# Goal of the exercise
Copy out each line of the data that holds the word "title".

(Element data from apps and pages)
· · · · · · ·
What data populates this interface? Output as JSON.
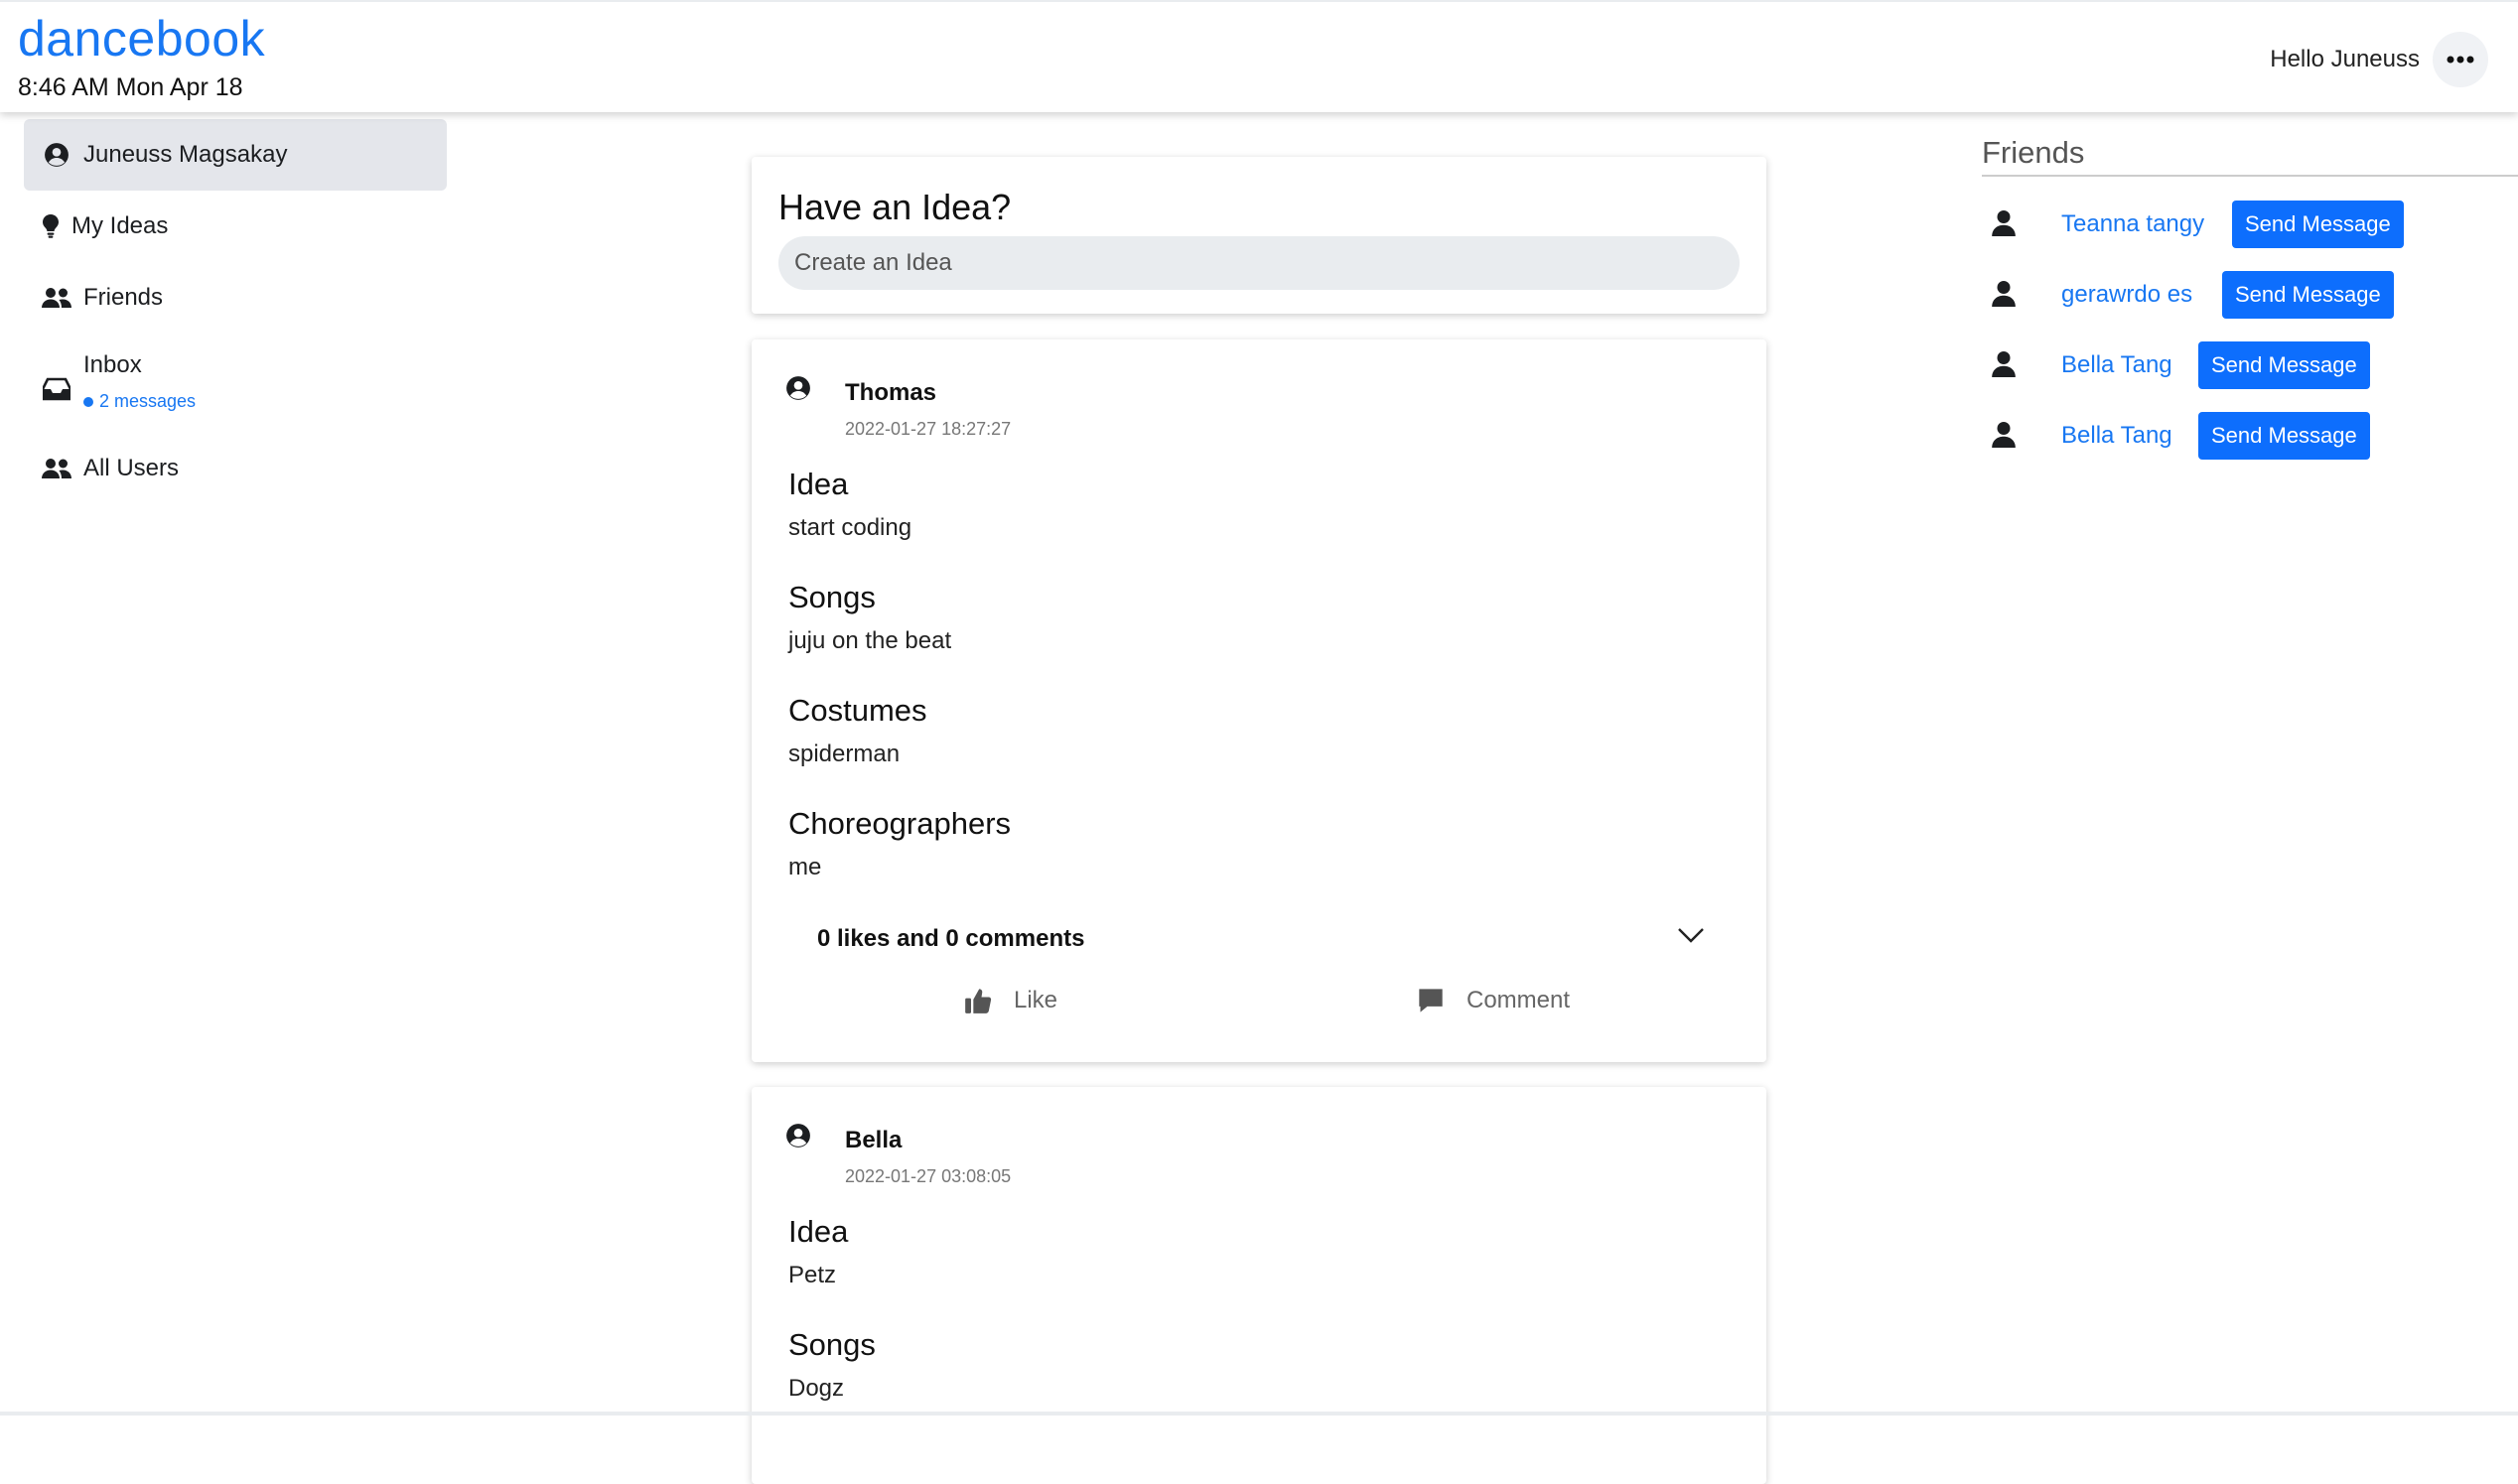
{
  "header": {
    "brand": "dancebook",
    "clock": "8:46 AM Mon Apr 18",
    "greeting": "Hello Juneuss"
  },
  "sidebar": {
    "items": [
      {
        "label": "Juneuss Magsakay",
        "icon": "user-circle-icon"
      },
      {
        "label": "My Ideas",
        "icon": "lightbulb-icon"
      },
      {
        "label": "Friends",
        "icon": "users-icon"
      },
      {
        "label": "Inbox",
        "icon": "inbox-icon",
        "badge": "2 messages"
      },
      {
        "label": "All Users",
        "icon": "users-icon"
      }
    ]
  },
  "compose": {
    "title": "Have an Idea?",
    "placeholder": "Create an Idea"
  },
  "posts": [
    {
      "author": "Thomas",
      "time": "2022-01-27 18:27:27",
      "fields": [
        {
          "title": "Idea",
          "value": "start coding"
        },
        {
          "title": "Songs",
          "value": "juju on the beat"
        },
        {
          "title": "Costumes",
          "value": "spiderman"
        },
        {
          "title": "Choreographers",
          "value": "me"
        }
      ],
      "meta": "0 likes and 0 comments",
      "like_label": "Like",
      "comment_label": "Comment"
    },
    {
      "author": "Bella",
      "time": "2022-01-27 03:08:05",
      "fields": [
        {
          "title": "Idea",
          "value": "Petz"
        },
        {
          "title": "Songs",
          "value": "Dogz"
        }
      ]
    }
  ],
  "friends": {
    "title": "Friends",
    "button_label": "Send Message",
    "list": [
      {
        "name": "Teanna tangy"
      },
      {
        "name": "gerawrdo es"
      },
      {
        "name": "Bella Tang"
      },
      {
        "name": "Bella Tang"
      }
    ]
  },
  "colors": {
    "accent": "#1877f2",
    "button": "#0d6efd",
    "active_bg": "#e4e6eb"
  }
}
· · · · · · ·
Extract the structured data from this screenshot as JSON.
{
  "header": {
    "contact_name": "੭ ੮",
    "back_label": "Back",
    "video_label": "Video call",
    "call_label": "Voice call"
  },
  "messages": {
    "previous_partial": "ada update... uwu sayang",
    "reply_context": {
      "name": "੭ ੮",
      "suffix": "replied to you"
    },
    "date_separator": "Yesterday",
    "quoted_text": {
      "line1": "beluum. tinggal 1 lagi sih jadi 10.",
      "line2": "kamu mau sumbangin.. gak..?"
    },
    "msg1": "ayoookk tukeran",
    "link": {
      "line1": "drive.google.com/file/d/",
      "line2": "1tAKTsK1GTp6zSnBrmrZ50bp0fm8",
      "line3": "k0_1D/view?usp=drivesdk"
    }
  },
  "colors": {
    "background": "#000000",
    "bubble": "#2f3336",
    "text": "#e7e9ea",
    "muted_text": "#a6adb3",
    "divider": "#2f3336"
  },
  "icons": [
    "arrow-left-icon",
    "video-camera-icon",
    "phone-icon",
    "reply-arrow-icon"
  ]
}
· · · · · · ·
# Response to this exercise
    "title": "Have an Idea?",
          "title": "Idea",
          "title": "Songs",
          "title": "Costumes",
          "title": "Choreographers",
          "title": "Idea",
          "title": "Songs",
    "title": "Friends",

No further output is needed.